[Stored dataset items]
+===+
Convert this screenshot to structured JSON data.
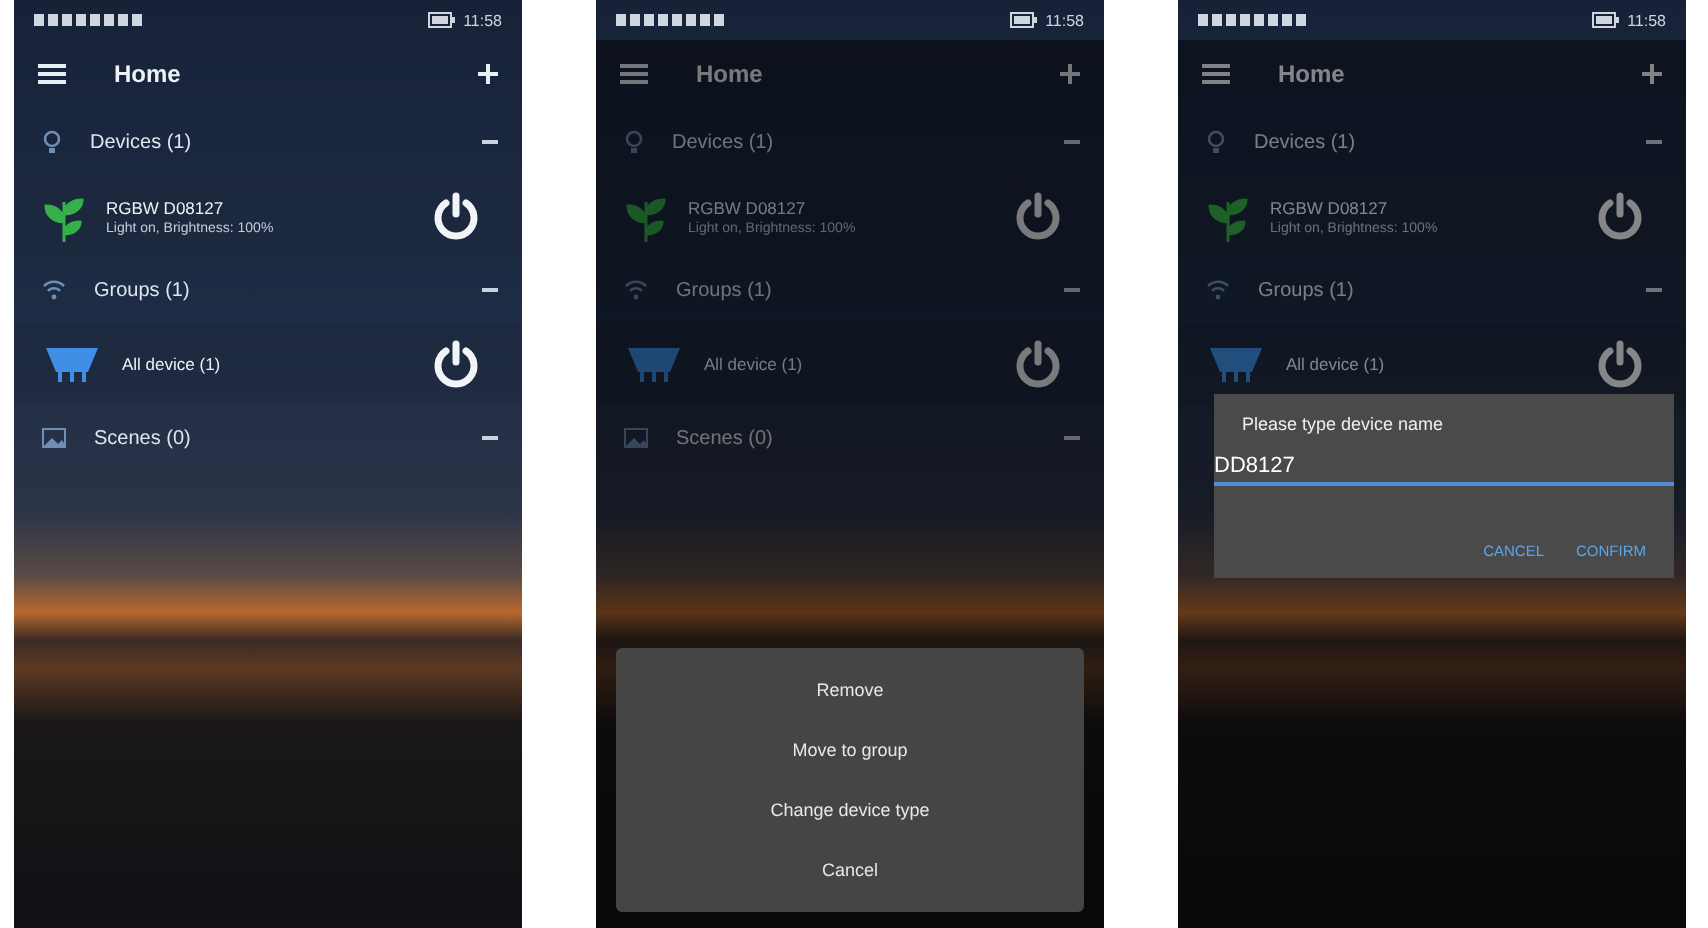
{
  "screens": [
    {
      "status_bar": {
        "time": "11:58"
      },
      "app_bar": {
        "title": "Home"
      },
      "sections": [
        {
          "kind": "devices",
          "title": "Devices (1)",
          "items": [
            {
              "kind": "device",
              "name": "RGBW D08127",
              "detail": "Light on, Brightness: 100%"
            }
          ]
        },
        {
          "kind": "groups",
          "title": "Groups (1)",
          "items": [
            {
              "kind": "group",
              "name": "All device (1)"
            }
          ]
        },
        {
          "kind": "scenes",
          "title": "Scenes (0)"
        }
      ],
      "overlay": {
        "kind": "none"
      }
    },
    {
      "status_bar": {
        "time": "11:58"
      },
      "app_bar": {
        "title": "Home"
      },
      "sections": [
        {
          "kind": "devices",
          "title": "Devices (1)",
          "items": [
            {
              "kind": "device",
              "name": "RGBW D08127",
              "detail": "Light on, Brightness: 100%"
            }
          ]
        },
        {
          "kind": "groups",
          "title": "Groups (1)",
          "items": [
            {
              "kind": "group",
              "name": "All device (1)"
            }
          ]
        },
        {
          "kind": "scenes",
          "title": "Scenes (0)"
        }
      ],
      "overlay": {
        "kind": "action_sheet",
        "options": [
          "Remove",
          "Move to group",
          "Change device type",
          "Cancel"
        ]
      }
    },
    {
      "status_bar": {
        "time": "11:58"
      },
      "app_bar": {
        "title": "Home"
      },
      "sections": [
        {
          "kind": "devices",
          "title": "Devices (1)",
          "items": [
            {
              "kind": "device",
              "name": "RGBW D08127",
              "detail": "Light on, Brightness: 100%"
            }
          ]
        },
        {
          "kind": "groups",
          "title": "Groups (1)",
          "items": [
            {
              "kind": "group",
              "name": "All device (1)"
            }
          ]
        }
      ],
      "overlay": {
        "kind": "input_dialog",
        "title": "Please type device name",
        "value": "DD8127",
        "buttons": [
          "CANCEL",
          "CONFIRM"
        ]
      }
    }
  ]
}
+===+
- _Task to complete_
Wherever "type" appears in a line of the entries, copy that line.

- _Completed exercise_
          "Change device type",
        "title": "Please type device name",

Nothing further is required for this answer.